- user: name=aur_builder

- lineinfile:
     path: /etc/sudoers.d/aur_builder-allow-to-sudo-pacman
     state: present
     line: "aur_builder ALL=(ALL) NOPASSWD: /usr/bin/pacman"
     validate: /usr/sbin/visudo -cf %s
     create: yes

Then, AUR helpers or makepkg can be used associated with the Ansible parameters become: yes and become_user: aur_builder

Tips and tricks

User account creation

Ansible can manage user accounts and in particular it is able to create new ones. This is achieved in playbooks with the user module which takes an optional password argument to set the user's password. It is the hashed value of the password that needs to be provided to the module.

The hashing can simply be performed on the fly within Ansible using one of its internal hash-filters:

- user:
  name: user_name
  password: "{{ 'user_password' | password_hash('sha512', 'mypermsalt') }}"
  shell: /usr/bin/nologin
Tip: The salt should be fixed and explicitly supplied as a second parameter of the hash function for the operation to be idempotent (can be repeated without changing the state of the system).

With this approach it is recommended to vault-encrypt user_password so that it does not appear in plain text, see #Vault. However, an encrypted variable cannot be piped directly and will first need to be assigned to another one that will be piped.

Alternatively, the hashing can be performed outside Ansible. The following commands return respectively the MD5 and the SHA512 hashed values of user_password:

$ openssl passwd -1 user_password
$ python -c 'import crypt; print(crypt.crypt("user_password", crypt.mksalt(crypt.METHOD_SHA512)))'

Python binary location

Ansible requires Python on the target machine. By default Ansible assumes it can find a /usr/bin/python on the remote system that is a 2.X or 3.X version, specifically 2.6 or higher.

If some of your modules specifically require Python2, you need to inform Ansible about its location by setting the ansible_python_interpreter variable in the inventory file. This can be done by using host groups in the inventory:




More information about Python version support in Ansible is available in [1], [2] and [3].



The unarchive module unpacks an archive.

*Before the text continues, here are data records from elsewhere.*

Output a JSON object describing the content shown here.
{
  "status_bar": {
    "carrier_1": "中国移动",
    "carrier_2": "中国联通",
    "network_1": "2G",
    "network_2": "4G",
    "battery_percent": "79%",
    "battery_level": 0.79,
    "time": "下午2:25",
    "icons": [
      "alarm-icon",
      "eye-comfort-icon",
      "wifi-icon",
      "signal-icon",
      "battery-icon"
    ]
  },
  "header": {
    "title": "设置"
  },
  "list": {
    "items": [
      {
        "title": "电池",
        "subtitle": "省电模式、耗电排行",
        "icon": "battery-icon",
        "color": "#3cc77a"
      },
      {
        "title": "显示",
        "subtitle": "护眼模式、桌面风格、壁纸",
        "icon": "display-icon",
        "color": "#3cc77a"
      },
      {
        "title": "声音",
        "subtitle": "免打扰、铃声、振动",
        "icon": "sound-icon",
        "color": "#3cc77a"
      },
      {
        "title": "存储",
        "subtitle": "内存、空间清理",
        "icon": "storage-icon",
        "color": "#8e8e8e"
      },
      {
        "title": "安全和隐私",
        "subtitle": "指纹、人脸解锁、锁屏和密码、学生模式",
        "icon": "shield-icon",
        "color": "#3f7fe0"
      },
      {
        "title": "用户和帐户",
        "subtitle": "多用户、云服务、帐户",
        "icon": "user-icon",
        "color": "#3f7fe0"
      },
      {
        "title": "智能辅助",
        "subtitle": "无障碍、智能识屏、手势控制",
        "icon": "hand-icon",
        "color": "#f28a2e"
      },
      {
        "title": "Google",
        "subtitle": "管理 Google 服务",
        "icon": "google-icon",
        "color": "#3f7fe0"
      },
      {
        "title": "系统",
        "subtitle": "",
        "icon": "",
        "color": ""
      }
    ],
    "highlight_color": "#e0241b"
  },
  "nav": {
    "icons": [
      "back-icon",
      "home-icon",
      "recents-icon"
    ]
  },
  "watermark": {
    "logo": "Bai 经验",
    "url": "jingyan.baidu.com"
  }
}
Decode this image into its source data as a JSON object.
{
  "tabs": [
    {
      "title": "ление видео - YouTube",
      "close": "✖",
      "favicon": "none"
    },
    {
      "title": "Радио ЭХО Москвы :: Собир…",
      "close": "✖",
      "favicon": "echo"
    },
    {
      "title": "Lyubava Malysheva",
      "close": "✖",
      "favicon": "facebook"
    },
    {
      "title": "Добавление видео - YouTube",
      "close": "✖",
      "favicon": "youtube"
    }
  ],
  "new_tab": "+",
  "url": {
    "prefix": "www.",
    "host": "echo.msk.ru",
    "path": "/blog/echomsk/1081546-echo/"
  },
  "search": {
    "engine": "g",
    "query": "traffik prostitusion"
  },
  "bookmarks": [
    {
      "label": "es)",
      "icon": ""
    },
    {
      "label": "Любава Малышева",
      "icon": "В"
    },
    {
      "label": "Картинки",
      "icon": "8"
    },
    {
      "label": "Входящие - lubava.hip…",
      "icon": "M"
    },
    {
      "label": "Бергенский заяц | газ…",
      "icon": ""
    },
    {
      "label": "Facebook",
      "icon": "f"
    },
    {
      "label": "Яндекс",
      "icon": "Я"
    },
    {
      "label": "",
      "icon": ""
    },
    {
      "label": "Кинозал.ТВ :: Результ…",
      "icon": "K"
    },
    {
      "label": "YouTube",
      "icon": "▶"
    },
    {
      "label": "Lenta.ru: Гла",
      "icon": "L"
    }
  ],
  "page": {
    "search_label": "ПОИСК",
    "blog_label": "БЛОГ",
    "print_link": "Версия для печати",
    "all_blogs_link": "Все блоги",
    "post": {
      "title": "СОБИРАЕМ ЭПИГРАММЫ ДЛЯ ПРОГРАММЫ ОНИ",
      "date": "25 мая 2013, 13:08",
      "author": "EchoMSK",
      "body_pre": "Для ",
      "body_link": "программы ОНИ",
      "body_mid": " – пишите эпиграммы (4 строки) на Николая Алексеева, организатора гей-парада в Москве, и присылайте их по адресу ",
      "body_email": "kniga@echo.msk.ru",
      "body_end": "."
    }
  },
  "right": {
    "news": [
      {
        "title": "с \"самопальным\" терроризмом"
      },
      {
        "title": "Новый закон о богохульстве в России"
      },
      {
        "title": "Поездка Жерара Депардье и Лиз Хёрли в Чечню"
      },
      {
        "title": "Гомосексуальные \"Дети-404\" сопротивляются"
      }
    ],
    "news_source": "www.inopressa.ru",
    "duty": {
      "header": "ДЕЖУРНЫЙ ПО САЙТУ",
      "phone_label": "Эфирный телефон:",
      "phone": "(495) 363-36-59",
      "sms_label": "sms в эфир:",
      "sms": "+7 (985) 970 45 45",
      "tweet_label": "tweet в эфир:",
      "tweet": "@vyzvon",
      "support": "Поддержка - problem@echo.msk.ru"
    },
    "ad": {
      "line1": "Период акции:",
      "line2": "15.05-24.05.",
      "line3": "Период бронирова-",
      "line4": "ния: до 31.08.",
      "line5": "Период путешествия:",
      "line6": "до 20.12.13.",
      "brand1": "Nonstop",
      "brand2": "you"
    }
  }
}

However tar files are not well supported and several outstanding issues are reported in GitHub - unarchive. In particular when the parameter keep_newer is set to yes, idempotence is not observed. In case you face an issue with the module, you can use instead the zip format which is better integrated in Ansible.

See also